» Given data
---------------

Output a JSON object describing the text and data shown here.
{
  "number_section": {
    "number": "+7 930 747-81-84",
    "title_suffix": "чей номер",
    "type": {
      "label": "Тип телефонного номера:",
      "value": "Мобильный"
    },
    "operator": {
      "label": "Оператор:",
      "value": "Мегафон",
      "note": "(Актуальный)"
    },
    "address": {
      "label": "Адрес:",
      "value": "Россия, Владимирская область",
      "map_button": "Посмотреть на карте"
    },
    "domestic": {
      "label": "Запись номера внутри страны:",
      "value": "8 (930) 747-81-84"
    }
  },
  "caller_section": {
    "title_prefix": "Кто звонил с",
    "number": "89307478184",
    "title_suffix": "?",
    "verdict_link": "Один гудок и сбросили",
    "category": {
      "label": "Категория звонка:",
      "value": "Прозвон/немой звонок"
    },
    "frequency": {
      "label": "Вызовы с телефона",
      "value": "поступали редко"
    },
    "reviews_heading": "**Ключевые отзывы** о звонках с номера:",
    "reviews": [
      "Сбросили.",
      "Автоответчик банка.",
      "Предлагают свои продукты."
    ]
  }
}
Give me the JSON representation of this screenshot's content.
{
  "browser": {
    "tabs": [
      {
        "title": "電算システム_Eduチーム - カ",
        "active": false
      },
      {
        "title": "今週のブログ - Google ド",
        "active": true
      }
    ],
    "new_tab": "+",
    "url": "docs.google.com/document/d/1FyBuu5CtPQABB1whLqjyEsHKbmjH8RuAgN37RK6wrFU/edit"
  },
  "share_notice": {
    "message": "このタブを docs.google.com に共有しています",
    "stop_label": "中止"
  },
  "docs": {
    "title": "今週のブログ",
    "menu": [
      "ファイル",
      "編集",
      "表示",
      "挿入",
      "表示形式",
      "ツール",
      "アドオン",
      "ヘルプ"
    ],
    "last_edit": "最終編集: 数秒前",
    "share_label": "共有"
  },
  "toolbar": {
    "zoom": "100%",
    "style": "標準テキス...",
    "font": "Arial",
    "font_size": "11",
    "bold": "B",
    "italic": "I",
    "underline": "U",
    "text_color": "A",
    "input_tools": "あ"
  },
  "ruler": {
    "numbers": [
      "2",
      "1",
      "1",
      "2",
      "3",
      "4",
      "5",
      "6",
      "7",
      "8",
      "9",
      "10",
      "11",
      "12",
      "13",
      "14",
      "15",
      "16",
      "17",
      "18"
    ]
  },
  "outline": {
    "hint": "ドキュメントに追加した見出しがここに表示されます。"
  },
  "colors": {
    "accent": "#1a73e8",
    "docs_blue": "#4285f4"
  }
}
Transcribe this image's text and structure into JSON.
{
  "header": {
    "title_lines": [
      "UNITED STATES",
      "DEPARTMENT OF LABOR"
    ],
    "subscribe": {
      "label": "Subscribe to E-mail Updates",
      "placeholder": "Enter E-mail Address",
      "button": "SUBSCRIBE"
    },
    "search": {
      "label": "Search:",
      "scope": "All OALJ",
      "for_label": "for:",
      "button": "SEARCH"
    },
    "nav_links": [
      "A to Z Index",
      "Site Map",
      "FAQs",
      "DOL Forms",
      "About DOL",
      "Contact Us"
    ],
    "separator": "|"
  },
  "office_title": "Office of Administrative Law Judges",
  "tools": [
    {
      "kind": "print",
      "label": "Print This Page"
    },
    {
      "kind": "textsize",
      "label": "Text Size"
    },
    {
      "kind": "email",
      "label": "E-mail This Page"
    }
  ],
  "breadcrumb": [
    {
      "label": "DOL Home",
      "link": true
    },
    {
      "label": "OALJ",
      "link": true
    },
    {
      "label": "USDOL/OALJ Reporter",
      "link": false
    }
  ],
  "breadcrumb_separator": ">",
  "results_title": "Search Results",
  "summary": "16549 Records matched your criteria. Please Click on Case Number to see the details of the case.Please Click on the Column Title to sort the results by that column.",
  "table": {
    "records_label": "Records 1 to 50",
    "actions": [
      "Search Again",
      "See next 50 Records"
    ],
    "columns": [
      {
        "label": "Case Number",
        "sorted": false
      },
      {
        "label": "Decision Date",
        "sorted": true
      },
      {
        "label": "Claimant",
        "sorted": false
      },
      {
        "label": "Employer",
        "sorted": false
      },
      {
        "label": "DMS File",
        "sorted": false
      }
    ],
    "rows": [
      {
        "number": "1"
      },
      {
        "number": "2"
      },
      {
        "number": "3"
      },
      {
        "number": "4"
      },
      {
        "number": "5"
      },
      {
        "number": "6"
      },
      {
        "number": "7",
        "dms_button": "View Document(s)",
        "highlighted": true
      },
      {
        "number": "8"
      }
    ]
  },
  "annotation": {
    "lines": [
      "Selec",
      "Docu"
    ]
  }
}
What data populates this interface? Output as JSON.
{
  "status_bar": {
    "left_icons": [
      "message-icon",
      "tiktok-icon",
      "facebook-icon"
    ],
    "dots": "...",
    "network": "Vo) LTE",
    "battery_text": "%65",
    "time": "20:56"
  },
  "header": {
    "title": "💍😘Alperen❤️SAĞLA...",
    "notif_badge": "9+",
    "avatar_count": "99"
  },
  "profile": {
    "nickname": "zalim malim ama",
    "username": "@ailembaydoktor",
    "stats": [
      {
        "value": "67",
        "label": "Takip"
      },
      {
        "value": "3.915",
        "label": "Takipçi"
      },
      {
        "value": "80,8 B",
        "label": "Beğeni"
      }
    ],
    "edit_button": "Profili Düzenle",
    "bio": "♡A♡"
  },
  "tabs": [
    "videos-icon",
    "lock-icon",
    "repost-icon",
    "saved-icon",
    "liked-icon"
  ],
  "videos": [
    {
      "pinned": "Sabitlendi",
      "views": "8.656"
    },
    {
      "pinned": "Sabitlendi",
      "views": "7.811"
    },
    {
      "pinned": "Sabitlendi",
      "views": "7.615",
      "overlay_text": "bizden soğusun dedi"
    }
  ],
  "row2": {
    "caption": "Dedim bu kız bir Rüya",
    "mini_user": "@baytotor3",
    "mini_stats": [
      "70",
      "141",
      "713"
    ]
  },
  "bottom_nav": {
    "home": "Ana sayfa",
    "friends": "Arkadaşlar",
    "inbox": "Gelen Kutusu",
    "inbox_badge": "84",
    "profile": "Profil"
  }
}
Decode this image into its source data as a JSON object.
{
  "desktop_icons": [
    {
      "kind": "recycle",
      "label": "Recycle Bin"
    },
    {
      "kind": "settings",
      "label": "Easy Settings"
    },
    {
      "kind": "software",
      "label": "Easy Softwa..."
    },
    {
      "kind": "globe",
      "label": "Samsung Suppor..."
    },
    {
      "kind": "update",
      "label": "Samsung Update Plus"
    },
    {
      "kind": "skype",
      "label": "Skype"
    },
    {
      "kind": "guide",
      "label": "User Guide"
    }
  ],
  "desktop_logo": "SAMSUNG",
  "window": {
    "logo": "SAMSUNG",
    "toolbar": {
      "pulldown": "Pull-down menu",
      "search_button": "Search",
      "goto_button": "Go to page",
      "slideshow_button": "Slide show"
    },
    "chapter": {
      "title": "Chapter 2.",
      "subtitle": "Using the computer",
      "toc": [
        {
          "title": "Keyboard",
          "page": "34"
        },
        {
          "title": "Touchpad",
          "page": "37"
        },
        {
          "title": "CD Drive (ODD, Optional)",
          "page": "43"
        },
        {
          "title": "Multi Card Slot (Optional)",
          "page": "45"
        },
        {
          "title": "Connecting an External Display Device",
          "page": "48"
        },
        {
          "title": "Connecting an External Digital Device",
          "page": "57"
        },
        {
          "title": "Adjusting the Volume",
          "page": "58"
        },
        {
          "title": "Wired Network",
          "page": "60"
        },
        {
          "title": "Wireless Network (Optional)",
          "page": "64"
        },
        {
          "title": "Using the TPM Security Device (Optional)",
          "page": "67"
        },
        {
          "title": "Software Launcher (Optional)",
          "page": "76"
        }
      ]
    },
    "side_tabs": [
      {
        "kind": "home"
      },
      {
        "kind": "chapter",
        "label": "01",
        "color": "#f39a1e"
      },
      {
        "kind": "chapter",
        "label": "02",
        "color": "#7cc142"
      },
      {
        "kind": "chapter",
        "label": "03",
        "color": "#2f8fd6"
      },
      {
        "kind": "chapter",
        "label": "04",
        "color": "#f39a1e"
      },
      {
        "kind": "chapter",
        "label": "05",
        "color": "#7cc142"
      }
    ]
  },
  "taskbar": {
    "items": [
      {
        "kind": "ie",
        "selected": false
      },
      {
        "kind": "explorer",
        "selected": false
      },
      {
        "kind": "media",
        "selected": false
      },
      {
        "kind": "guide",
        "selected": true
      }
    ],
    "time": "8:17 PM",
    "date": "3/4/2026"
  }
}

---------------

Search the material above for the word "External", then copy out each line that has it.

» Response box
          "title": "Connecting an External Display Device",
          "title": "Connecting an External Digital Device",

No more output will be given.